When Fawzy Ebrahim unlocked the doors to Zeezenia International Market the morning of June 5, he was greeted by smoke billowing through aisles of Egyptian and Middle Eastern foods. His family-owned business — his livelihood — was up in flames.
Gainesville Fire Rescue extinguished the stockroom fire quickly, but the smoke compromised the building and the food inside.
A spontaneous combustion ignited the fire; rags were packed tightly together, providing insulation and ultimately allowing heat to build up to a point when they caught on fire, Stephen Hesson, GFR’s assistant chief, said.
Hesson could not provide an accurate estimate of damages to the store, but he said GFR saved close to $200,000 in property damage because the fire was caught early.
Immediately after the fire, the market — a stronghold for both the Muslim community and the city at large — drew many frequenters eager to organize a fundraising campaign to support the store’s renovations.
“That's the only kind of market that we have in town that serves our community,” said regular shopper Iman Zawahry, a Muslim filmmaker and UF professor. “If we don’t have it anymore, it’s a huge loss.”
Zawahry created a LaunchGood fundraising campaign to combat Zeezenia’s climbing costs. The campaign raised about $5,000 within the first five hours, which then doubled after 24 hours. As of Tuesday night, 219 supporters generated more than $27,000.
Neither Zawahry nor Ebrahim expected the overwhelming outpour of support. Ebrahim was hesitant to accept any donations, but Zawahry ultimately convinced him.
“They’re the most humble people,” Zawahry said. “They’re the ones that give, but they never take.”
Zeezenia has donated its beloved cuisine to local nonprofit organizations for years, including Project Downtown, Grace Marketplace and numerous UF student organizations.
The Ebrahim family’s generosity extends to friends and customers, too, Zawahry said.
She heard about the market in its early origins and was stunned by the family’s hospitality. They invited her to their farm, where she saw how the chicken, beef, goat and lamb sold in the store were raised. The cattle are fed a no-hormone, non-antibiotic, grass-fed diet.
Shazaib Mughal, a 21-year-old UF microbiology senior, has shopped at different halal markets around the state.
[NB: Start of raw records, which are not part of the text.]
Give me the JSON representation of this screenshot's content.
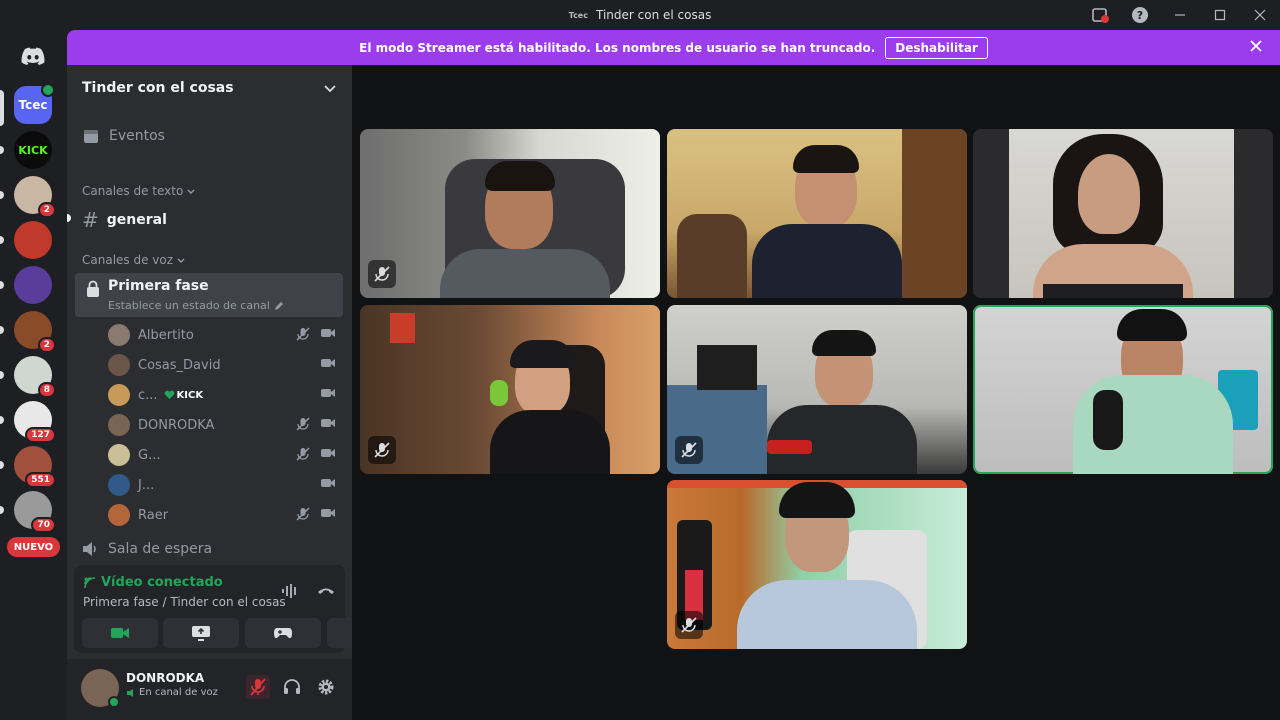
{
  "window": {
    "title": "Tinder con el cosas",
    "badge": "Tcec"
  },
  "banner": {
    "message": "El modo Streamer está habilitado. Los nombres de usuario se han truncado.",
    "button": "Deshabilitar"
  },
  "guilds": {
    "selected_label": "Tcec",
    "kick_label": "KICK",
    "badges": [
      "2",
      "2",
      "8",
      "127",
      "551",
      "70"
    ],
    "new_label": "NUEVO"
  },
  "sidebar": {
    "server_name": "Tinder con el cosas",
    "events_label": "Eventos",
    "text_category": "Canales de texto",
    "text_channel": "general",
    "voice_category": "Canales de voz",
    "voice_channel": {
      "name": "Primera fase",
      "status_placeholder": "Establece un estado de canal"
    },
    "members": [
      {
        "name": "Albertito",
        "muted": true,
        "color": "#8a7a70"
      },
      {
        "name": "Cosas_David",
        "muted": false,
        "color": "#6b5548"
      },
      {
        "name": "c...",
        "muted": false,
        "color": "#c79a5a",
        "tag": "KICK"
      },
      {
        "name": "DONRODKA",
        "muted": true,
        "color": "#7a6454"
      },
      {
        "name": "G...",
        "muted": true,
        "color": "#cbbf9a"
      },
      {
        "name": "J...",
        "muted": false,
        "color": "#2f5a8a"
      },
      {
        "name": "Raer",
        "muted": true,
        "color": "#b5653a"
      }
    ],
    "waiting_room": "Sala de espera"
  },
  "voice_panel": {
    "status": "Vídeo conectado",
    "location": "Primera fase / Tinder con el cosas"
  },
  "user": {
    "name": "DONRODKA",
    "status": "En canal de voz"
  },
  "colors": {
    "accent": "#9b3ded",
    "online": "#23a55a",
    "danger": "#da373c"
  }
}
Zeezenia was not just unique to Gainesville, he said; it was unique to Florida.
Mughal first visited the store in May, but he only got the chance to shop for halal meat and Middle Eastern spices a few times before the fire. He said he wanted to continue shopping at the market to show appreciation for the accessibility of international food and the hospitality of the Ebrahim family.
“I was genuinely heartbroken knowing that it's a small family, locally owned, a part of my Muslim community,” he said.
Zeezenia Market’s authenticity stems from Ebrahim’s childhood in a small village near Luxor, Egypt; when he moved to Gainesville in 2010 to be closer to his Shands medical team, experience the bustling activity of a college town and fulfill his lifelong dream of building a farm, he noticed a need for accessible halal meat. He wanted to feed his community members the same way he feeds his family: with the meat he raised himself.
He transformed a storage space at 2325 SW 13th St., next to Gyro Plus, into a market in 2016 and created a new life for himself and his family.
But the market, initially devoted to the production and sale of halal meat, soon evolved into an expansive retailer with products from countries like Turkey, Iran, India, Russia and Egypt.
A few months after the store opened, the Ebrahim family expanded it with Zeezenia Kitchen. After every Friday prayer, Muslim Gainesville residents flocked to the kitchen to eat fresh Middle Eastern dishes like falafel, lentil soup, lamb and traditional baklava cooked by Ebrahim’s wife, Zaineb.
Ebrahim hopes to reopen in four to five months, but must first face repairs with prices that have doubled since his initial renovations over six years ago.
He must fix the ceilings and shelves damaged from smoke and dust, replace or repair the air conditioning and restore the power. All refrigerated and frozen foods and beverages, now spoiled, were thrown away.
In the face of unfathomable hardship, Ebrahim vowed to give back to the community supporting him when he gets his family business up and running again.
Carissa Allen is a third-year journalism and political science double major. She is excited to continue her work on the Metro desk this semester as the East Gainesville Reporter. In her free time, you can find her scuba diving, working out or listening to a podcast.